→ WHAT THE EXERCISE ASKS
Every line in the data below that includes "name" belongs in the answer, copied as it stands.
>>>>
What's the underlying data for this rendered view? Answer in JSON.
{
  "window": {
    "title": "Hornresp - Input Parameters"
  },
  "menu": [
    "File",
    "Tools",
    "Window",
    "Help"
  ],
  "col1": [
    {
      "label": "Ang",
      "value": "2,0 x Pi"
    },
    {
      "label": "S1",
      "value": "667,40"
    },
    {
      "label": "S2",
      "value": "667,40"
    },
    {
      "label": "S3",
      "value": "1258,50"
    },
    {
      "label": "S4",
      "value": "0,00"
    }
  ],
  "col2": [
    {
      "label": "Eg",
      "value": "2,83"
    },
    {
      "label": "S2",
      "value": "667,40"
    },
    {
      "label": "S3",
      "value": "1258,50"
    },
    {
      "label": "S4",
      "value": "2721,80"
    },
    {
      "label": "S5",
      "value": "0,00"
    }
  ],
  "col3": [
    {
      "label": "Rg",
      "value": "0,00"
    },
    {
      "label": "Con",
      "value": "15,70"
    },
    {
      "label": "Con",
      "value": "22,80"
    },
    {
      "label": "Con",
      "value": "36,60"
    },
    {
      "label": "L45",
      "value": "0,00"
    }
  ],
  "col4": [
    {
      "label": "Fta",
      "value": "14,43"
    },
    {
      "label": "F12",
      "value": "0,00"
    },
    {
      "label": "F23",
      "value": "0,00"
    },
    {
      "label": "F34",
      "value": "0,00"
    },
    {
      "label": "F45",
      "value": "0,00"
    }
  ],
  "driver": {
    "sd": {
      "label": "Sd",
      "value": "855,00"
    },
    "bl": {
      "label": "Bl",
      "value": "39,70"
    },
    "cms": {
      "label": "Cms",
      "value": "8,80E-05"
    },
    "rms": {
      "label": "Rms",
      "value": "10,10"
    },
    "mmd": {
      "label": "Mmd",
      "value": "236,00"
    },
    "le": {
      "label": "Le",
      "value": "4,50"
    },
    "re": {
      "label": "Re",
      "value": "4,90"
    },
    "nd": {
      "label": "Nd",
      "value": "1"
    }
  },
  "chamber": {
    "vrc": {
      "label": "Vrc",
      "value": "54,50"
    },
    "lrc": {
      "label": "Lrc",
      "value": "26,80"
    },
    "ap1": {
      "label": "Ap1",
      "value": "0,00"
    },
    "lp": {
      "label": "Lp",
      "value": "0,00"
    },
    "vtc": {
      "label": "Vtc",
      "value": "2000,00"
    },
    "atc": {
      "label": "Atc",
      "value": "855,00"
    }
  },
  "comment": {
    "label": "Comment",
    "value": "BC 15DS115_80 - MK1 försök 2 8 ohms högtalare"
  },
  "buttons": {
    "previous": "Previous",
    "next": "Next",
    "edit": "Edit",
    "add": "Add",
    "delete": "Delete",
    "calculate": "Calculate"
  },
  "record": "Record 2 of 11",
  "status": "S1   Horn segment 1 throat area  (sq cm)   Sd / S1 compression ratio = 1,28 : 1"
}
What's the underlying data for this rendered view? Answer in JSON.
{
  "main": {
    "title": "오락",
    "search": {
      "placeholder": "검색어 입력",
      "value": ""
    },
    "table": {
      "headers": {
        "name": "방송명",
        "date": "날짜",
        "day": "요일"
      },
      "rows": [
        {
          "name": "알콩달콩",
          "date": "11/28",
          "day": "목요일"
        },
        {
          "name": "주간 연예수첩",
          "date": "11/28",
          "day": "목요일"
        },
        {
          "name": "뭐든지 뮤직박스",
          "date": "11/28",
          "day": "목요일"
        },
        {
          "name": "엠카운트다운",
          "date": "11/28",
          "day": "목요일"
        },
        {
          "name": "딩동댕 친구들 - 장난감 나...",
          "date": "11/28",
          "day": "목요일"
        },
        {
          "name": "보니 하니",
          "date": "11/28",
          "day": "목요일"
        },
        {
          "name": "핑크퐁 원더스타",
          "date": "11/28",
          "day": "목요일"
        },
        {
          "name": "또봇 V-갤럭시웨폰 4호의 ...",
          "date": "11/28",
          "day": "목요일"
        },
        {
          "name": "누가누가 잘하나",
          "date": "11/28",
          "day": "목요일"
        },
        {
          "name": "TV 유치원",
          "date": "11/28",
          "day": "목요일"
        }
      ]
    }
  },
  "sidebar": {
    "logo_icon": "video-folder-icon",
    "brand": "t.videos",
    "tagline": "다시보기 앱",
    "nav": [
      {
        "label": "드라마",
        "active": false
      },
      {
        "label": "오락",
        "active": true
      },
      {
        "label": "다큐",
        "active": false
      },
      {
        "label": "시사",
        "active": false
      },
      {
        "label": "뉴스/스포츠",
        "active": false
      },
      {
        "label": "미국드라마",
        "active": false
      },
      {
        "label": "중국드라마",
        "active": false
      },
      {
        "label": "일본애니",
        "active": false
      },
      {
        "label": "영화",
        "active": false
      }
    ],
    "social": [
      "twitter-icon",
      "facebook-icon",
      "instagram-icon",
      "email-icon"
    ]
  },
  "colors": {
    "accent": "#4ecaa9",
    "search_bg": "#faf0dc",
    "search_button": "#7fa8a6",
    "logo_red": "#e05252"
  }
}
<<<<
→ ANSWER
        "name": "방송명",
          "name": "알콩달콩",
          "name": "주간 연예수첩",
          "name": "뭐든지 뮤직박스",
          "name": "엠카운트다운",
          "name": "딩동댕 친구들 - 장난감 나...",
          "name": "보니 하니",
          "name": "핑크퐁 원더스타",
          "name": "또봇 V-갤럭시웨폰 4호의 ...",
          "name": "누가누가 잘하나",
          "name": "TV 유치원",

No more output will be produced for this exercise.